*** Begin section ***
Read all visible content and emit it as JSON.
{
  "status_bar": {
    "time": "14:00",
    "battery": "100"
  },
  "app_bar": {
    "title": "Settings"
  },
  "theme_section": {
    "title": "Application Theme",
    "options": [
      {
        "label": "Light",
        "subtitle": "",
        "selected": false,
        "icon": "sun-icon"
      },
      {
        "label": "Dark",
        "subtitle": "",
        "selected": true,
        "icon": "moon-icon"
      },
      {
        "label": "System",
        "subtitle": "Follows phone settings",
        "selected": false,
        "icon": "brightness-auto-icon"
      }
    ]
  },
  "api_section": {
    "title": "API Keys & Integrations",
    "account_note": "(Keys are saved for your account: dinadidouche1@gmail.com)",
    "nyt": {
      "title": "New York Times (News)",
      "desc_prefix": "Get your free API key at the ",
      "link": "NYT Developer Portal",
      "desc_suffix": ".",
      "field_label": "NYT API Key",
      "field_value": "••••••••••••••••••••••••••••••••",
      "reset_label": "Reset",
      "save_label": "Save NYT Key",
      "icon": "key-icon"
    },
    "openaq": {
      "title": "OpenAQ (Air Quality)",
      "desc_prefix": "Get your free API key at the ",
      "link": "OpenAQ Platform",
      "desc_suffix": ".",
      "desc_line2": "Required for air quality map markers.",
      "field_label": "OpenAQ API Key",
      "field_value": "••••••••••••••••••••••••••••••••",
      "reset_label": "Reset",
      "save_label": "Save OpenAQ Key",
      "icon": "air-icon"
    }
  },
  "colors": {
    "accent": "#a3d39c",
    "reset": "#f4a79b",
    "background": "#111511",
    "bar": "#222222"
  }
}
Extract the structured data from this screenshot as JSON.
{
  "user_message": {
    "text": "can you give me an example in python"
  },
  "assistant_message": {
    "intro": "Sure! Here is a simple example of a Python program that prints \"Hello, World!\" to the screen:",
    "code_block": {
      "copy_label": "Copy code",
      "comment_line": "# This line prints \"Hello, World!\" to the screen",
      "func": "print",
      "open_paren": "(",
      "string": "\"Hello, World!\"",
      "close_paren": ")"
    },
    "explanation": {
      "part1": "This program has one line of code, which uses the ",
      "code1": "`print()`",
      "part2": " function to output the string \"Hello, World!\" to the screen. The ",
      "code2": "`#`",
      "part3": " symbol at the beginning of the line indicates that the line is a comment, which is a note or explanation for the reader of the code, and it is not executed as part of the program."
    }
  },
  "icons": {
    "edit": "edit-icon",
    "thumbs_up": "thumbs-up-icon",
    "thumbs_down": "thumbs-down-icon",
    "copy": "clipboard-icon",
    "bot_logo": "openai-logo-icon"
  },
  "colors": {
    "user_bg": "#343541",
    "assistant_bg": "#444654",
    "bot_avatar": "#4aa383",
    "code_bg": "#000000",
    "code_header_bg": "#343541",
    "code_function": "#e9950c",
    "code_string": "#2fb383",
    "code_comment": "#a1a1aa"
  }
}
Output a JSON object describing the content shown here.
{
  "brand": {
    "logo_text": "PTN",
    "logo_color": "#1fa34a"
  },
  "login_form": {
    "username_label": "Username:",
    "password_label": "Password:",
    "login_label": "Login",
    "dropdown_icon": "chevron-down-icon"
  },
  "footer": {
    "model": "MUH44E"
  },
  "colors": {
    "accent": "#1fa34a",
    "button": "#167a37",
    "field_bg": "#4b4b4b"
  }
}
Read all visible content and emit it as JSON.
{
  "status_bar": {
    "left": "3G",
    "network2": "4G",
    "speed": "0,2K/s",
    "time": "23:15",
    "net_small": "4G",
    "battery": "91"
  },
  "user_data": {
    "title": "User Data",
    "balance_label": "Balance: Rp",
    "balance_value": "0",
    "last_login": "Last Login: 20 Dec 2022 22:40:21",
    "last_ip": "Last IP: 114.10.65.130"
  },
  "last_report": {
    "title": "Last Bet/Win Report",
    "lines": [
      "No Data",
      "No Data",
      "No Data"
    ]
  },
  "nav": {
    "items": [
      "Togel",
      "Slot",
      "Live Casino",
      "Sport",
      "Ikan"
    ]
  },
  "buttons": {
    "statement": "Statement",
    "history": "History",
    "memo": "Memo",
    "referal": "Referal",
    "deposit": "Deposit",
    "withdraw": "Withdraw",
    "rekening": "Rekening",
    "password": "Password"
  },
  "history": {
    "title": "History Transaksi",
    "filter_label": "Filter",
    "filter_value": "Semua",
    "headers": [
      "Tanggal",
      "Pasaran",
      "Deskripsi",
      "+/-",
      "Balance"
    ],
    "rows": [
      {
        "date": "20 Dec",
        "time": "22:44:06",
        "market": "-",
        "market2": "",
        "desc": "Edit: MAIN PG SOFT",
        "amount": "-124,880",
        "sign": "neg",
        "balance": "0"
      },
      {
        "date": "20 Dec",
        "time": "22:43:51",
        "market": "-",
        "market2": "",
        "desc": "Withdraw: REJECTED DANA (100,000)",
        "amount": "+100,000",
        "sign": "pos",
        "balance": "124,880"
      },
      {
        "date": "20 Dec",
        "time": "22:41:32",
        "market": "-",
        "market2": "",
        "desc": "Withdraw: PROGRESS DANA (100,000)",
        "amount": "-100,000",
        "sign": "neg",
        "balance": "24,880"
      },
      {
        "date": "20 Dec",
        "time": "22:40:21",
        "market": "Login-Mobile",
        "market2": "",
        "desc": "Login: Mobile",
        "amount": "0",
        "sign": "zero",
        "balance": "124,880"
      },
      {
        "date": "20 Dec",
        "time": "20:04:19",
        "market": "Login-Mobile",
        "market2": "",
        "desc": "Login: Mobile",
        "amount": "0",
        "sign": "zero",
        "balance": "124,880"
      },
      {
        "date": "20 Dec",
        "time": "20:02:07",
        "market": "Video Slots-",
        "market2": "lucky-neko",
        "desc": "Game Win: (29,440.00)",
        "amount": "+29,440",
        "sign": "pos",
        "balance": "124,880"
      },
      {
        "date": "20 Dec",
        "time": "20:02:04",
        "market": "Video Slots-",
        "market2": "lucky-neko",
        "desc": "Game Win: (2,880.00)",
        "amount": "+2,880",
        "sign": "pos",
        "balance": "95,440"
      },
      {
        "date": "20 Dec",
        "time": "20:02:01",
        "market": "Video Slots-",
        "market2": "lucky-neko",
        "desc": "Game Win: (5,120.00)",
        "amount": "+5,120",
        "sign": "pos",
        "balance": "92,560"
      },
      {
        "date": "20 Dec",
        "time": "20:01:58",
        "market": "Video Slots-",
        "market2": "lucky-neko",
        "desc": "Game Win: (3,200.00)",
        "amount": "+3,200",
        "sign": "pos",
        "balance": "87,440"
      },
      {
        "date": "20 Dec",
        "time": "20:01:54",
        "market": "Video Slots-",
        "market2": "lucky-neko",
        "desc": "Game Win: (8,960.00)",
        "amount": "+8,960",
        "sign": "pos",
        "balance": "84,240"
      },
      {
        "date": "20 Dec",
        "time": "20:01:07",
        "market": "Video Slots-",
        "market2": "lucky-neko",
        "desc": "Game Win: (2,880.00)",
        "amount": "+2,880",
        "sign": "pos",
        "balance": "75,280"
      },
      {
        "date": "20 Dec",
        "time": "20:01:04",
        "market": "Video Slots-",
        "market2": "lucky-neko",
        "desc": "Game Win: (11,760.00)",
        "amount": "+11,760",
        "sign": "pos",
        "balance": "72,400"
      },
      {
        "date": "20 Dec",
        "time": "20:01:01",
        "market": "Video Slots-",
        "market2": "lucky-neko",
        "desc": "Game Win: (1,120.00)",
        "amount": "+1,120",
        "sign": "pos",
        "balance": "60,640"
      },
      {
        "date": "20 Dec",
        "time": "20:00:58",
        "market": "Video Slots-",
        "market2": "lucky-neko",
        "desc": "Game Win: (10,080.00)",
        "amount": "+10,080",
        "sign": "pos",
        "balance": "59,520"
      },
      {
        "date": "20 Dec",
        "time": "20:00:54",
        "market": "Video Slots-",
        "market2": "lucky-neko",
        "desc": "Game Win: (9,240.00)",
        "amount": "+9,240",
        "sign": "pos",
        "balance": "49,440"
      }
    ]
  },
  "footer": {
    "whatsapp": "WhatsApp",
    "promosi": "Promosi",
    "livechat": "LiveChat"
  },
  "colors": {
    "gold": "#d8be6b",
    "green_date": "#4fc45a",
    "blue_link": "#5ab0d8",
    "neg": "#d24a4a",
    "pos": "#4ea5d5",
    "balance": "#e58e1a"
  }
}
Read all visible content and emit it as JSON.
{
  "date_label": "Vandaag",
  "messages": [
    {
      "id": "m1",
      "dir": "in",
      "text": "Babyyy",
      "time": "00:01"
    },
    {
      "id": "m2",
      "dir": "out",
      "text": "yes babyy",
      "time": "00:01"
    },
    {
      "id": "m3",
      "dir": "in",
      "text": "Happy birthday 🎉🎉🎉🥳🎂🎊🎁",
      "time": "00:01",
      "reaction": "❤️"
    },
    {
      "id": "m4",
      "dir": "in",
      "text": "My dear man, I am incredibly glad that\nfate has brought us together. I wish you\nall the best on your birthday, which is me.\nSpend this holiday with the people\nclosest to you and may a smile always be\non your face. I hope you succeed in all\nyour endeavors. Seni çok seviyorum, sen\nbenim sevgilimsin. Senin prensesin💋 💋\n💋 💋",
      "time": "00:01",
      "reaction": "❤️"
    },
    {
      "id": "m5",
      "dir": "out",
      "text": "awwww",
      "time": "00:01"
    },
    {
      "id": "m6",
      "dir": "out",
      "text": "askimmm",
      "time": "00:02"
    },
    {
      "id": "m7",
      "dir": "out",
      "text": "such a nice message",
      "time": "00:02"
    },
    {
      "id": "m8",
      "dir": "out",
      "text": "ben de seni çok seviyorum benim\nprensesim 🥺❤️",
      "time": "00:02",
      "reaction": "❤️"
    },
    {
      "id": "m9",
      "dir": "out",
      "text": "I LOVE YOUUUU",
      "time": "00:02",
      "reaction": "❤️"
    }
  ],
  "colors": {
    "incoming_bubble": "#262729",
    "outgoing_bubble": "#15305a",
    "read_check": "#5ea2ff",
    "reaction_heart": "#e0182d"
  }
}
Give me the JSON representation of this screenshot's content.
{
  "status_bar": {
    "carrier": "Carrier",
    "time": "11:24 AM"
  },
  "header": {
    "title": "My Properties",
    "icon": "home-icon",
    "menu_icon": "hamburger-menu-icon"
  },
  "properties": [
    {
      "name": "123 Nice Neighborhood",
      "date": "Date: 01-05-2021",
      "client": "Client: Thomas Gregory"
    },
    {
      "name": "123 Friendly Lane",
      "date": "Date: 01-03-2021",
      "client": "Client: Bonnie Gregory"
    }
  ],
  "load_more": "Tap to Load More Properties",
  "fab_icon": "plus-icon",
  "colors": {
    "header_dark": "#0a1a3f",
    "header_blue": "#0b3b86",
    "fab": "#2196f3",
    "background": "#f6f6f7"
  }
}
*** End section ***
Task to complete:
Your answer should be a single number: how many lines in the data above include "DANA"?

Answer box:
2